Monday, June 13, 2016 4:51 PM
I attended a "Ten Years After" concert in 1971 in Durham, NC. Believe it or not, their OPENING band was "Yes" I went with my drummer boyfriend and some of his friends. We all dropped acid before hand. No one had ever heard of "Yes" at the time, but WOW were they great. Because of the acid, though, I was so overcome with awe during the "Yes" set that when the intermission came and everyone was running to the bathrooms before TYA started, I completely forgot about "Ten Years After" and thought the concert was over and tried to leave. Fortunately, my boyfriend stopped me.
Ben M. Mullen
At the time, I was a junior at Jordan High in Durham, and that night was espescially magical because it was the first real date my beautiful girlfriend and I had (we were together for several years). I'd heard of Yes, having seen Chris Squire's advert for Rotosound strings in Guitar Player Magazine, which pictured the entire band - in the issue featuring Ten Years After's Alvin Lee, BTW. (Unfortunately, I'd missed an earlier issue containing an interview with Steve Howe.) Yes opened the concert and blew everyone's minds! I knew none of their music, but was taken mightily by this tour-de-force, and copies of "The Yes Album" and "Fragile" turned up in our hands shortly thereafter. Being seated in the rear of Cameron Indoor Stadium, my visual impressions were of the group as a whole, but Rick Wakeman was most clearly visible. Caught up in the whirlwind, the audience wildly brought Yes back for 3 encores! Unfortunately, my girlfriend had to leave during intermission, but overall, those encores were the denouement to the evening; later, Leo Lyons, who was playing bass through 2 Marshall 100W. stacks, apparently blew his amps during his solo, an insurmountable problem for the rest of the night, which knocked the legs out from under TYA... Suffice it to say - that concert truly changed my life, both as a musician, and on a deep personal level. Thanks, guys!
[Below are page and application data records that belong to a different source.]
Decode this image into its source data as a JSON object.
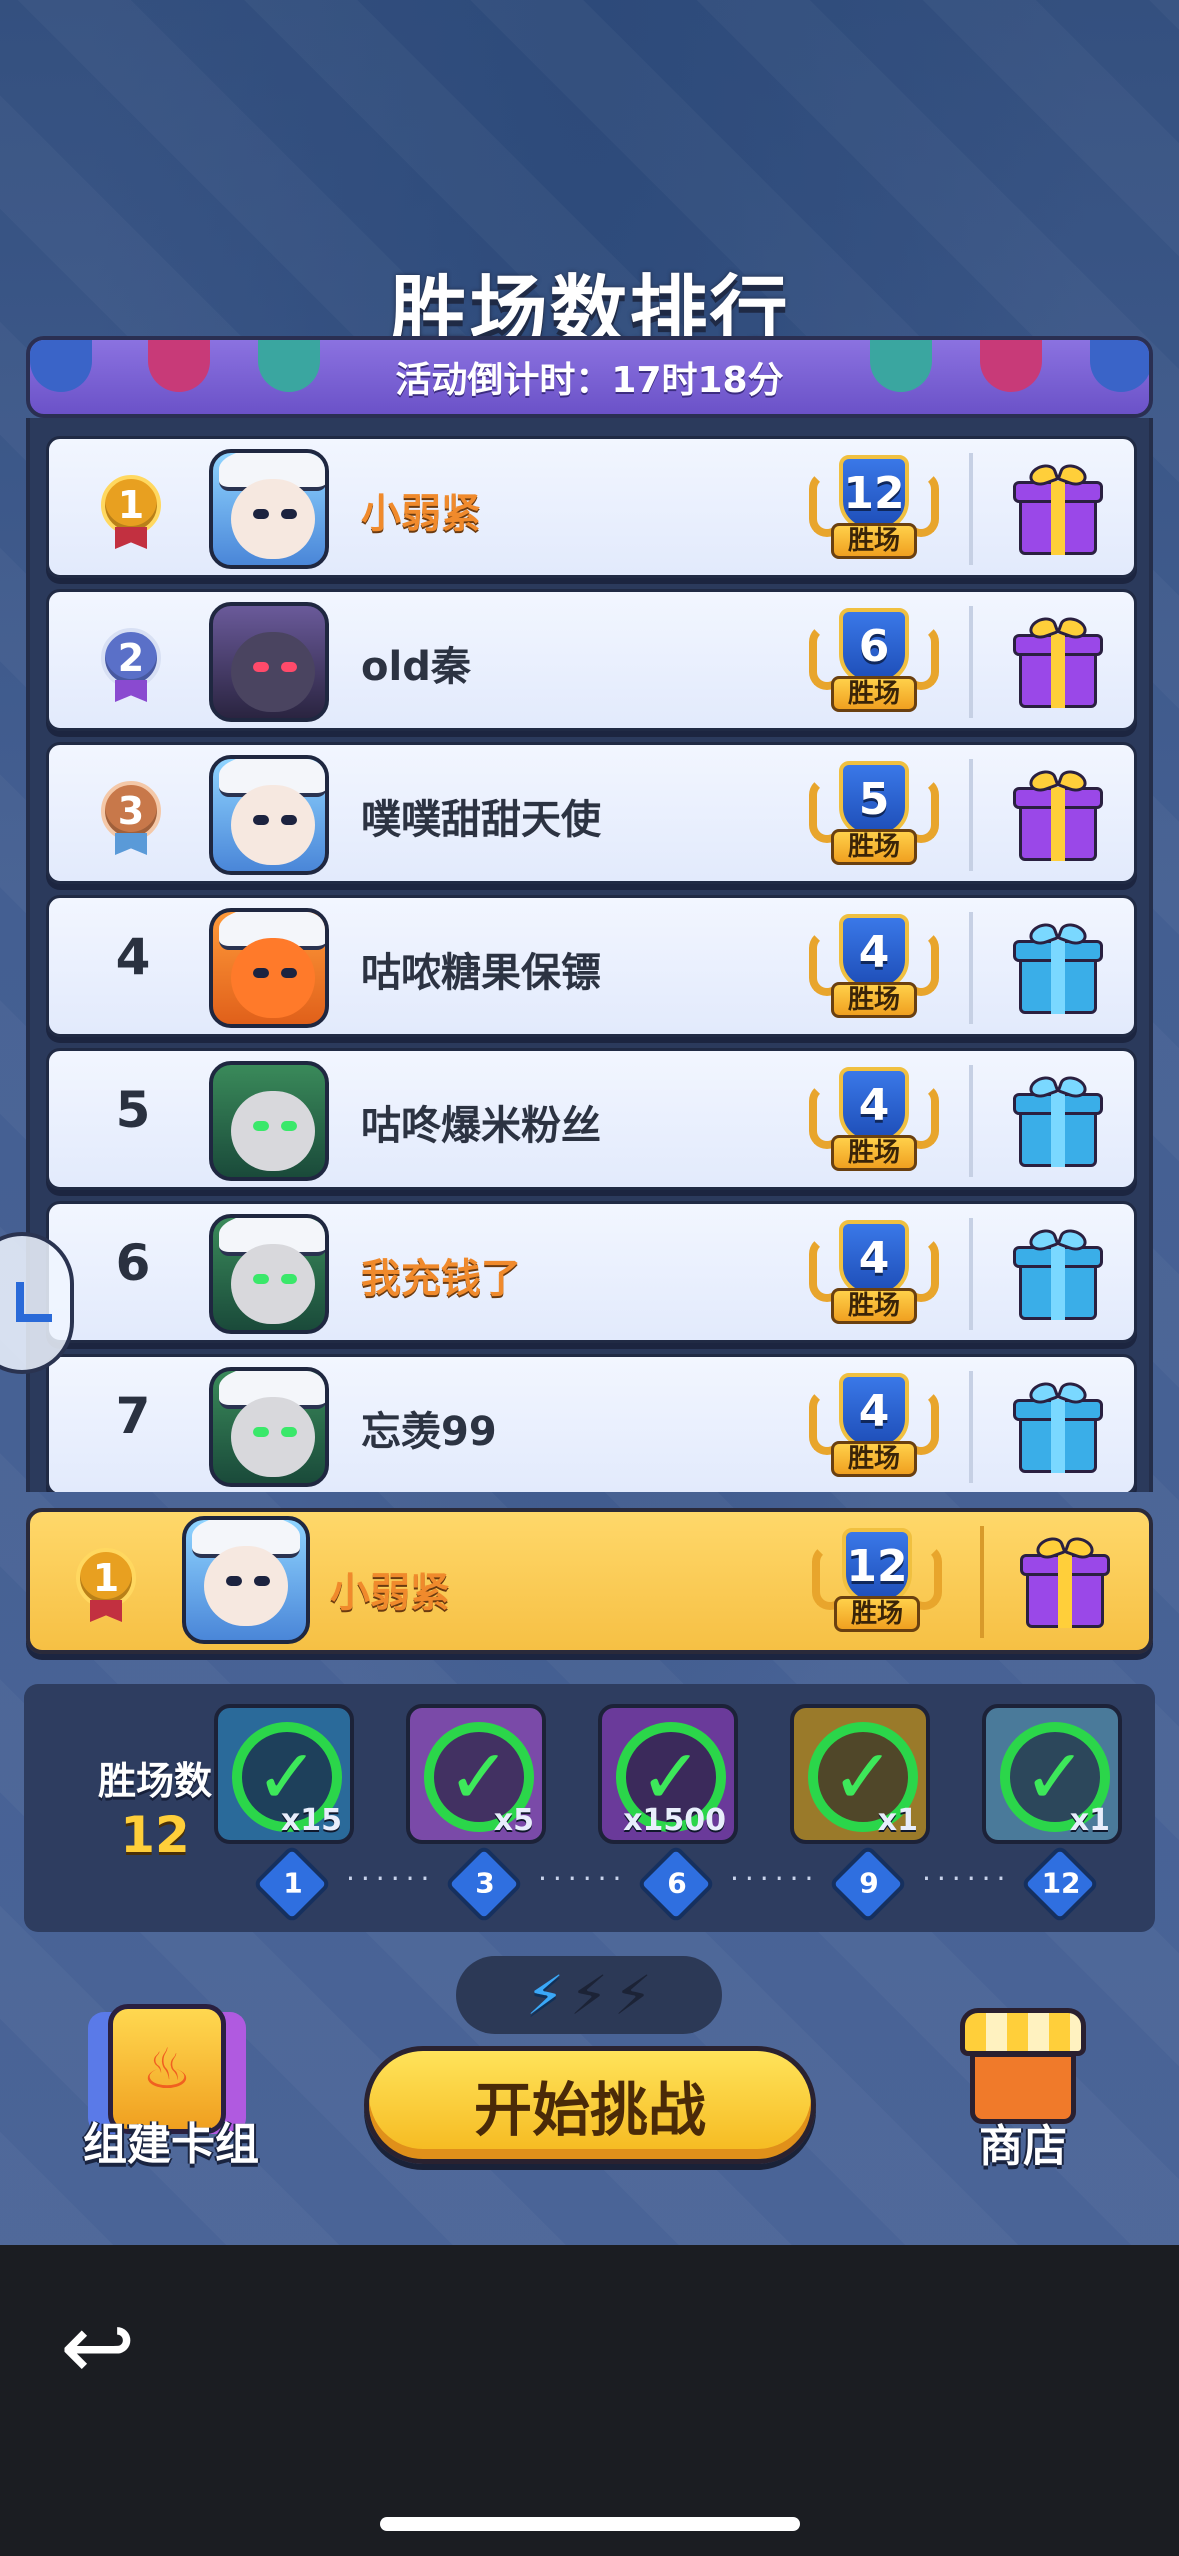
{
  "title": "胜场数排行",
  "banner": {
    "countdown": "活动倒计时：17时18分"
  },
  "rows": [
    {
      "rank": "1",
      "name": "小弱紧",
      "wins": "12",
      "wins_label": "胜场",
      "gift": "purple-gift-icon",
      "highlight_name": true
    },
    {
      "rank": "2",
      "name": "old秦",
      "wins": "6",
      "wins_label": "胜场",
      "gift": "purple-gift-icon",
      "highlight_name": false
    },
    {
      "rank": "3",
      "name": "噗噗甜甜天使",
      "wins": "5",
      "wins_label": "胜场",
      "gift": "purple-gift-icon",
      "highlight_name": false
    },
    {
      "rank": "4",
      "name": "咕哝糖果保镖",
      "wins": "4",
      "wins_label": "胜场",
      "gift": "blue-gift-icon",
      "highlight_name": false
    },
    {
      "rank": "5",
      "name": "咕咚爆米粉丝",
      "wins": "4",
      "wins_label": "胜场",
      "gift": "blue-gift-icon",
      "highlight_name": false
    },
    {
      "rank": "6",
      "name": "我充钱了",
      "wins": "4",
      "wins_label": "胜场",
      "gift": "blue-gift-icon",
      "highlight_name": true
    },
    {
      "rank": "7",
      "name": "忘羡99",
      "wins": "4",
      "wins_label": "胜场",
      "gift": "blue-gift-icon",
      "highlight_name": false
    }
  ],
  "my_row": {
    "rank": "1",
    "name": "小弱紧",
    "wins": "12",
    "wins_label": "胜场",
    "gift": "purple-gift-icon"
  },
  "progress": {
    "label": "胜场数",
    "value": "12",
    "rewards": [
      {
        "qty": "x15",
        "claimed": true,
        "color": "#2a6a9a"
      },
      {
        "qty": "x5",
        "claimed": true,
        "color": "#7a4aa8"
      },
      {
        "qty": "x1500",
        "claimed": true,
        "color": "#6a3a9a"
      },
      {
        "qty": "x1",
        "claimed": true,
        "color": "#9a7a2a"
      },
      {
        "qty": "x1",
        "claimed": true,
        "color": "#4a7a9a"
      }
    ],
    "milestones": [
      "1",
      "3",
      "6",
      "9",
      "12"
    ],
    "check_glyph": "✓"
  },
  "energy": {
    "filled": 1,
    "total": 3,
    "bolt_glyph": "⚡"
  },
  "buttons": {
    "deck": "组建卡组",
    "start": "开始挑战",
    "shop": "商店"
  },
  "nav": {
    "back_icon": "back-arrow-icon",
    "back_glyph": "↩"
  },
  "colors": {
    "background": "#3f5b8c",
    "banner": "#7a62d8",
    "row_bg": "#eaf0ff",
    "my_row_bg": "#f8cc55",
    "gold": "#ffcf3a",
    "check_green": "#2bd64a"
  }
}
In 1971 I was working at UNC-Chapel Hill and not too long back from Viet-Nam when I attended the Yes concert. I knew nothing about Yes, but was familiar with Ten Years After. TYA played a good set with an encore or two. When Yes started playing the magic began. To this date, the best concert I've ever seen, and I saw the Stones,Doors, Allman Brothers and many more in this great era of music.
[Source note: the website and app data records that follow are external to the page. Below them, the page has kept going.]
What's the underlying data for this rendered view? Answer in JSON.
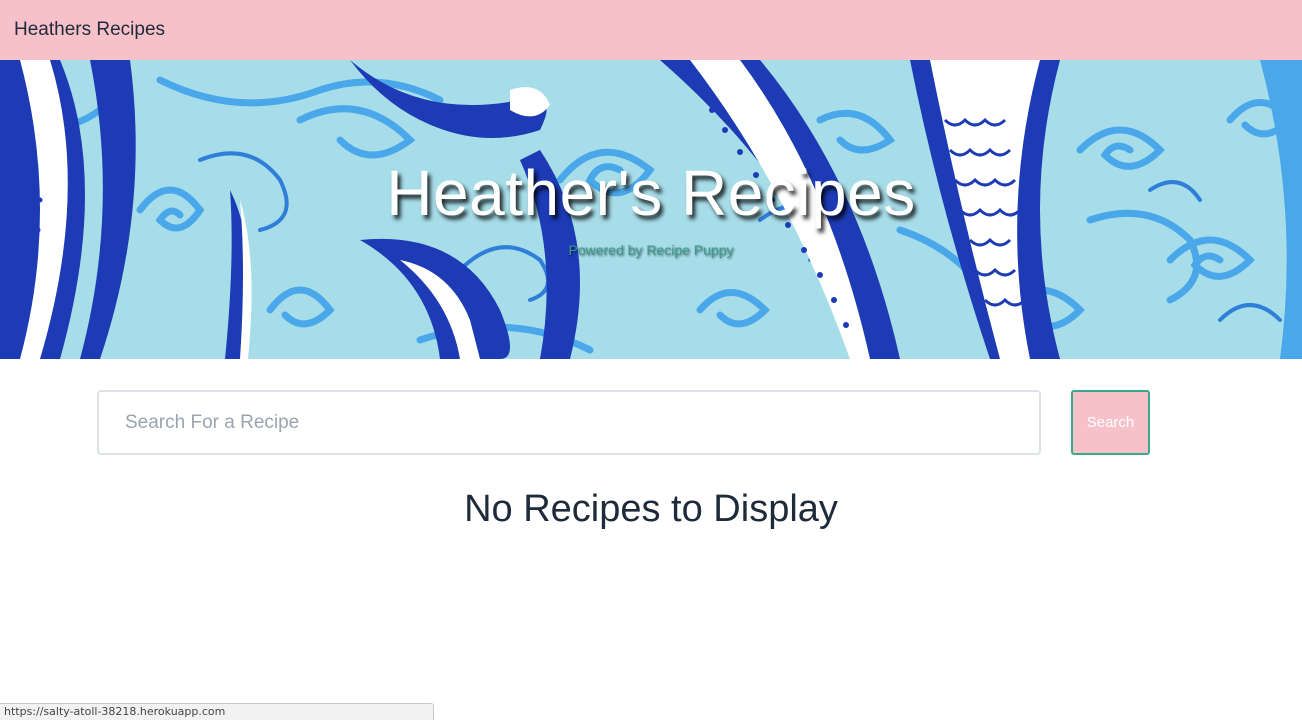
{
  "navbar": {
    "brand": "Heathers Recipes"
  },
  "hero": {
    "title": "Heather's Recipes",
    "subtitle": "Powered by Recipe Puppy",
    "background_image": "blue-white-mermaid-wave-pattern"
  },
  "search": {
    "placeholder": "Search For a Recipe",
    "value": "",
    "button_label": "Search"
  },
  "results": {
    "empty_message": "No Recipes to Display"
  },
  "status_bar": {
    "url": "https://salty-atoll-38218.herokuapp.com"
  },
  "colors": {
    "navbar_bg": "#f6c1c9",
    "hero_light_blue": "#a7dde9",
    "hero_mid_blue": "#4aa8ea",
    "hero_dark_blue": "#1c3bb5",
    "button_border": "#3aa88d",
    "text_dark": "#1f2a3a"
  }
}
I was 14 yrs. old at the time and lived in Durham while Dad finished his PHD at Duke. Tens Years After was fantastic and Yes was especially wonderful. Rick Wakeman was amazing. In Cameron Indoor Stadium, I could go into the seats that crossed behind the stage and I spent a most of the time just watching Rick Wakeman "multi-tasking like crazy" with all those controls and keyboards. Memory might be a bit fuzzy, but I've got this image of Rick surrounded by a wall of switches and knobs, etc. and he was reaching in all directions helping to make those masterpieces happen. I think they played one of the songs from Close to the Edge that night. I recall sitting to the (performers) right side of the stage and watching the guy in Ten Years After playing the hell out of a set of large conga drums.... they put a killer jam. Seems corny now, but everyone lit a match --or something-- prior to both bands playing. There were some great concerts at Duke back then.
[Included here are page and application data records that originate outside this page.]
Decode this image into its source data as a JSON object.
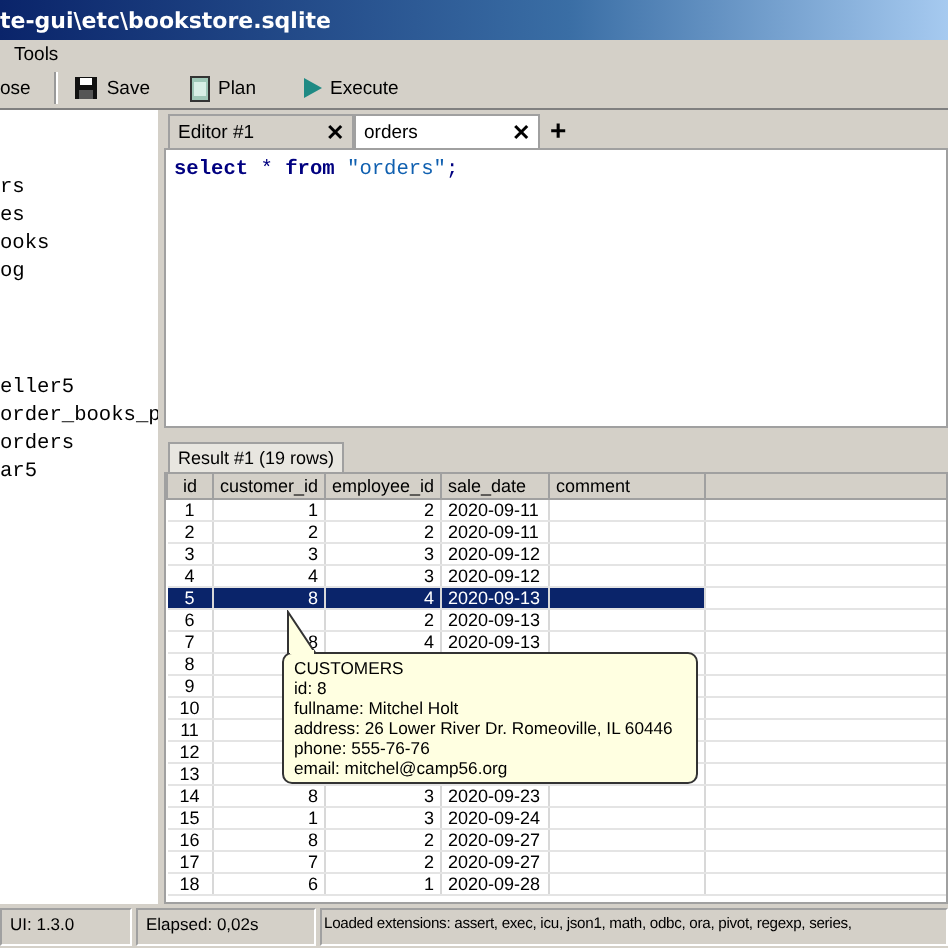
{
  "window": {
    "title": "te-gui\\etc\\bookstore.sqlite"
  },
  "menu": [
    "Tools"
  ],
  "toolbar": [
    {
      "kind": "text",
      "label": "ose"
    },
    {
      "kind": "save",
      "label": "Save"
    },
    {
      "kind": "plan",
      "label": "Plan"
    },
    {
      "kind": "execute",
      "label": "Execute"
    }
  ],
  "tree": {
    "items": [
      "rs",
      "es",
      "ooks",
      "og",
      "eller5",
      "order_books_p",
      "orders",
      "ar5"
    ]
  },
  "editor_tabs": [
    {
      "label": "Editor #1",
      "close": "✕",
      "selected": false
    },
    {
      "label": "orders",
      "close": "✕",
      "selected": true
    }
  ],
  "add_tab": "+",
  "editor": {
    "tokens": [
      {
        "kind": "keyword",
        "text": "select"
      },
      {
        "kind": "plain",
        "text": " * "
      },
      {
        "kind": "keyword",
        "text": "from"
      },
      {
        "kind": "string",
        "text": " \"orders\""
      },
      {
        "kind": "plain",
        "text": ";"
      }
    ]
  },
  "result_tab": {
    "label": "Result #1 (19 rows)",
    "selected": true
  },
  "table": {
    "columns": [
      "id",
      "customer_id",
      "employee_id",
      "sale_date",
      "comment"
    ],
    "rows": [
      {
        "cells": [
          "1",
          "1",
          "2",
          "2020-09-11"
        ],
        "selected": false
      },
      {
        "cells": [
          "2",
          "2",
          "2",
          "2020-09-11"
        ],
        "selected": false
      },
      {
        "cells": [
          "3",
          "3",
          "3",
          "2020-09-12"
        ],
        "selected": false
      },
      {
        "cells": [
          "4",
          "4",
          "3",
          "2020-09-12"
        ],
        "selected": false
      },
      {
        "cells": [
          "5",
          "8",
          "4",
          "2020-09-13"
        ],
        "selected": true
      },
      {
        "cells": [
          "6",
          null,
          "2",
          "2020-09-13"
        ],
        "selected": false
      },
      {
        "cells": [
          "7",
          "8",
          "4",
          "2020-09-13"
        ],
        "selected": false
      },
      {
        "cells": [
          "8"
        ],
        "selected": false
      },
      {
        "cells": [
          "9"
        ],
        "selected": false
      },
      {
        "cells": [
          "10"
        ],
        "selected": false
      },
      {
        "cells": [
          "11"
        ],
        "selected": false
      },
      {
        "cells": [
          "12"
        ],
        "selected": false
      },
      {
        "cells": [
          "13"
        ],
        "selected": false
      },
      {
        "cells": [
          "14",
          "8",
          "3",
          "2020-09-23"
        ],
        "selected": false
      },
      {
        "cells": [
          "15",
          "1",
          "3",
          "2020-09-24"
        ],
        "selected": false
      },
      {
        "cells": [
          "16",
          "8",
          "2",
          "2020-09-27"
        ],
        "selected": false
      },
      {
        "cells": [
          "17",
          "7",
          "2",
          "2020-09-27"
        ],
        "selected": false
      },
      {
        "cells": [
          "18",
          "6",
          "1",
          "2020-09-28"
        ],
        "selected": false
      }
    ]
  },
  "tooltip": {
    "lines": [
      "CUSTOMERS",
      "id: 8",
      "fullname: Mitchel Holt",
      "address: 26 Lower River Dr. Romeoville, IL 60446",
      "phone: 555-76-76",
      "email: mitchel@camp56.org"
    ]
  },
  "status_bar": [
    "UI: 1.3.0",
    "Elapsed: 0,02s",
    "Loaded extensions: assert, exec, icu, json1, math, odbc, ora, pivot, regexp, series,"
  ]
}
I went to see Ten Years After. No one had even heard of Yes. When we left we had forgotten TYA. The performance was like nothing I had ever seen. i have been a big fan since that evening.